[Collected data]
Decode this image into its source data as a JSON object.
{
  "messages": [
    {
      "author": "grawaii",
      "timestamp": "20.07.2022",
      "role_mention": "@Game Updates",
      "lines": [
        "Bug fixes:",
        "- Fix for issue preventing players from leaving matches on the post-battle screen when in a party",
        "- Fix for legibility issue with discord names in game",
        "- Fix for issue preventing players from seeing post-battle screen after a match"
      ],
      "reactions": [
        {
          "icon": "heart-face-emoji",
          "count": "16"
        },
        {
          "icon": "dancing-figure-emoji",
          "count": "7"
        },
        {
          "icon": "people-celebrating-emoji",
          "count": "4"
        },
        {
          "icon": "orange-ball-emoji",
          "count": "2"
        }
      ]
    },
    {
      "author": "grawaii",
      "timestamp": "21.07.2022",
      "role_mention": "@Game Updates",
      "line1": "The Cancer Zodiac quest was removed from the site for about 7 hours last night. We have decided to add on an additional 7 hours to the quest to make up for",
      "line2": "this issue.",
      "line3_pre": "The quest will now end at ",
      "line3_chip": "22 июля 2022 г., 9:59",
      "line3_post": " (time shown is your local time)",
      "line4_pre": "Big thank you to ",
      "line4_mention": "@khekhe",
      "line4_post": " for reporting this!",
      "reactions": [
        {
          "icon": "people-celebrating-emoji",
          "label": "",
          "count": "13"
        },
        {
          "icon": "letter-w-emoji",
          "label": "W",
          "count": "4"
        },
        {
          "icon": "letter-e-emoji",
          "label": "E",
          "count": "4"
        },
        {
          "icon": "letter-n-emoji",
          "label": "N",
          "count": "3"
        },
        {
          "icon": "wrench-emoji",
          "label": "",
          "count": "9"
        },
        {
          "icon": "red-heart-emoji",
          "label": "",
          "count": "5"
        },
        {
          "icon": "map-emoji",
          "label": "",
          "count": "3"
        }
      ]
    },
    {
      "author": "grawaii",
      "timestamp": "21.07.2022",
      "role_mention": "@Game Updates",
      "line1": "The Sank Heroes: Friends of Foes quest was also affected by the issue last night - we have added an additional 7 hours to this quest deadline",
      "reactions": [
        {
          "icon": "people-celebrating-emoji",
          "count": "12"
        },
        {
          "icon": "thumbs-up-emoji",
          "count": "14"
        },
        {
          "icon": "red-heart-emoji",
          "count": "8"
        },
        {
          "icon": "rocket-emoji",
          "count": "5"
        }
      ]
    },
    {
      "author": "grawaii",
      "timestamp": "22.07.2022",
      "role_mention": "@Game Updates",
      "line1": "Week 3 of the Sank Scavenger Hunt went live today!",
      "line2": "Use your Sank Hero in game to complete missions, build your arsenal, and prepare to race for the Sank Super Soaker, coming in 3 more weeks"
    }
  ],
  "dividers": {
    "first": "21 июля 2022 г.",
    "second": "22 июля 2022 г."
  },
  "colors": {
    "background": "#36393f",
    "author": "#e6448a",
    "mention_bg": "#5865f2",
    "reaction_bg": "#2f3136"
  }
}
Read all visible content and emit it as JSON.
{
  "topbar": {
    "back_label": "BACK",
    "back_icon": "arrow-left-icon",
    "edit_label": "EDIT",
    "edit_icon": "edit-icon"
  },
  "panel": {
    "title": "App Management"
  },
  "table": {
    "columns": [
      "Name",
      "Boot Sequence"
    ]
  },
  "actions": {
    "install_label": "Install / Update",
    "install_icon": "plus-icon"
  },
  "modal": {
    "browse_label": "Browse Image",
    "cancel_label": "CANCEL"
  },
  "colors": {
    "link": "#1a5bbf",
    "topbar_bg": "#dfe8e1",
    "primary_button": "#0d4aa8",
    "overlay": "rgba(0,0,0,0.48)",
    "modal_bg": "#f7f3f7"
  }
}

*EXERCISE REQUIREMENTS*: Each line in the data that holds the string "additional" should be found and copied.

*SOLUTION BELOW*:
      "line1": "The Cancer Zodiac quest was removed from the site for about 7 hours last night. We have decided to add on an additional 7 hours to the quest to make up for",
      "line1": "The Sank Heroes: Friends of Foes quest was also affected by the issue last night - we have added an additional 7 hours to this quest deadline",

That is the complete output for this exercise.